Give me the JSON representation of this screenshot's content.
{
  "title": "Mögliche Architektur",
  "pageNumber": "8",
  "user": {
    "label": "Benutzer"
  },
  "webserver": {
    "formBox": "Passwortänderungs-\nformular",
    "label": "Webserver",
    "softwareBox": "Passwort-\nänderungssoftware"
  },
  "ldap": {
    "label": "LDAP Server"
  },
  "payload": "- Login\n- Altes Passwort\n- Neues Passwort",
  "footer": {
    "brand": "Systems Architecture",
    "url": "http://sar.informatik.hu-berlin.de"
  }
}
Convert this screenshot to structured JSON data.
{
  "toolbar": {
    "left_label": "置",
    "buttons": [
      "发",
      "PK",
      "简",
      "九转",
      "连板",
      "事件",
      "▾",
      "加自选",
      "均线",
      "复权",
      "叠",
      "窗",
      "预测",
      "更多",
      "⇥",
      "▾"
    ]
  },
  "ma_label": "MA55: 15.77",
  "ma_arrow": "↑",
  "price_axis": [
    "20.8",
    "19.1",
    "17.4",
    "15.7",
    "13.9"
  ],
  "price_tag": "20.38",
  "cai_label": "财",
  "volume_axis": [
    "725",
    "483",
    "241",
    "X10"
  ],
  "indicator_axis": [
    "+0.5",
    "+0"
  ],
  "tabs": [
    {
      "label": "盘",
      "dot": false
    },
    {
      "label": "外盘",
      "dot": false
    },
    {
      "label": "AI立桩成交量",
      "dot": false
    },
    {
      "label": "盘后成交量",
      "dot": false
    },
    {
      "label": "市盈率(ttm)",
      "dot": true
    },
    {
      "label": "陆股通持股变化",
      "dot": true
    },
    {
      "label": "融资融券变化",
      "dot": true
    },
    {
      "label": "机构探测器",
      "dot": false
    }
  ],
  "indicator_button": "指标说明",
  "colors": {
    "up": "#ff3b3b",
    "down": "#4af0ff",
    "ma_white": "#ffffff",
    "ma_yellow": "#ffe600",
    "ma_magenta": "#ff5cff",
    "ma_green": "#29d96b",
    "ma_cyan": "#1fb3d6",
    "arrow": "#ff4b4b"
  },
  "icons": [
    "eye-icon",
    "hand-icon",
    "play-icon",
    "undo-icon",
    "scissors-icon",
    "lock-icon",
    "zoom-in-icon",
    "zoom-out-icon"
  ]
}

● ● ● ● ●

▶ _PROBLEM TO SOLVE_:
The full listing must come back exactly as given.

▶ _OUTPUT_:
Give me the JSON representation of this screenshot's content.
{
  "title": "Mögliche Architektur",
  "pageNumber": "8",
  "user": {
    "label": "Benutzer"
  },
  "webserver": {
    "formBox": "Passwortänderungs-\nformular",
    "label": "Webserver",
    "softwareBox": "Passwort-\nänderungssoftware"
  },
  "ldap": {
    "label": "LDAP Server"
  },
  "payload": "- Login\n- Altes Passwort\n- Neues Passwort",
  "footer": {
    "brand": "Systems Architecture",
    "url": "http://sar.informatik.hu-berlin.de"
  }
}
Convert this screenshot to structured JSON data.
{
  "toolbar": {
    "left_label": "置",
    "buttons": [
      "发",
      "PK",
      "简",
      "九转",
      "连板",
      "事件",
      "▾",
      "加自选",
      "均线",
      "复权",
      "叠",
      "窗",
      "预测",
      "更多",
      "⇥",
      "▾"
    ]
  },
  "ma_label": "MA55: 15.77",
  "ma_arrow": "↑",
  "price_axis": [
    "20.8",
    "19.1",
    "17.4",
    "15.7",
    "13.9"
  ],
  "price_tag": "20.38",
  "cai_label": "财",
  "volume_axis": [
    "725",
    "483",
    "241",
    "X10"
  ],
  "indicator_axis": [
    "+0.5",
    "+0"
  ],
  "tabs": [
    {
      "label": "盘",
      "dot": false
    },
    {
      "label": "外盘",
      "dot": false
    },
    {
      "label": "AI立桩成交量",
      "dot": false
    },
    {
      "label": "盘后成交量",
      "dot": false
    },
    {
      "label": "市盈率(ttm)",
      "dot": true
    },
    {
      "label": "陆股通持股变化",
      "dot": true
    },
    {
      "label": "融资融券变化",
      "dot": true
    },
    {
      "label": "机构探测器",
      "dot": false
    }
  ],
  "indicator_button": "指标说明",
  "colors": {
    "up": "#ff3b3b",
    "down": "#4af0ff",
    "ma_white": "#ffffff",
    "ma_yellow": "#ffe600",
    "ma_magenta": "#ff5cff",
    "ma_green": "#29d96b",
    "ma_cyan": "#1fb3d6",
    "arrow": "#ff4b4b"
  },
  "icons": [
    "eye-icon",
    "hand-icon",
    "play-icon",
    "undo-icon",
    "scissors-icon",
    "lock-icon",
    "zoom-in-icon",
    "zoom-out-icon"
  ]
}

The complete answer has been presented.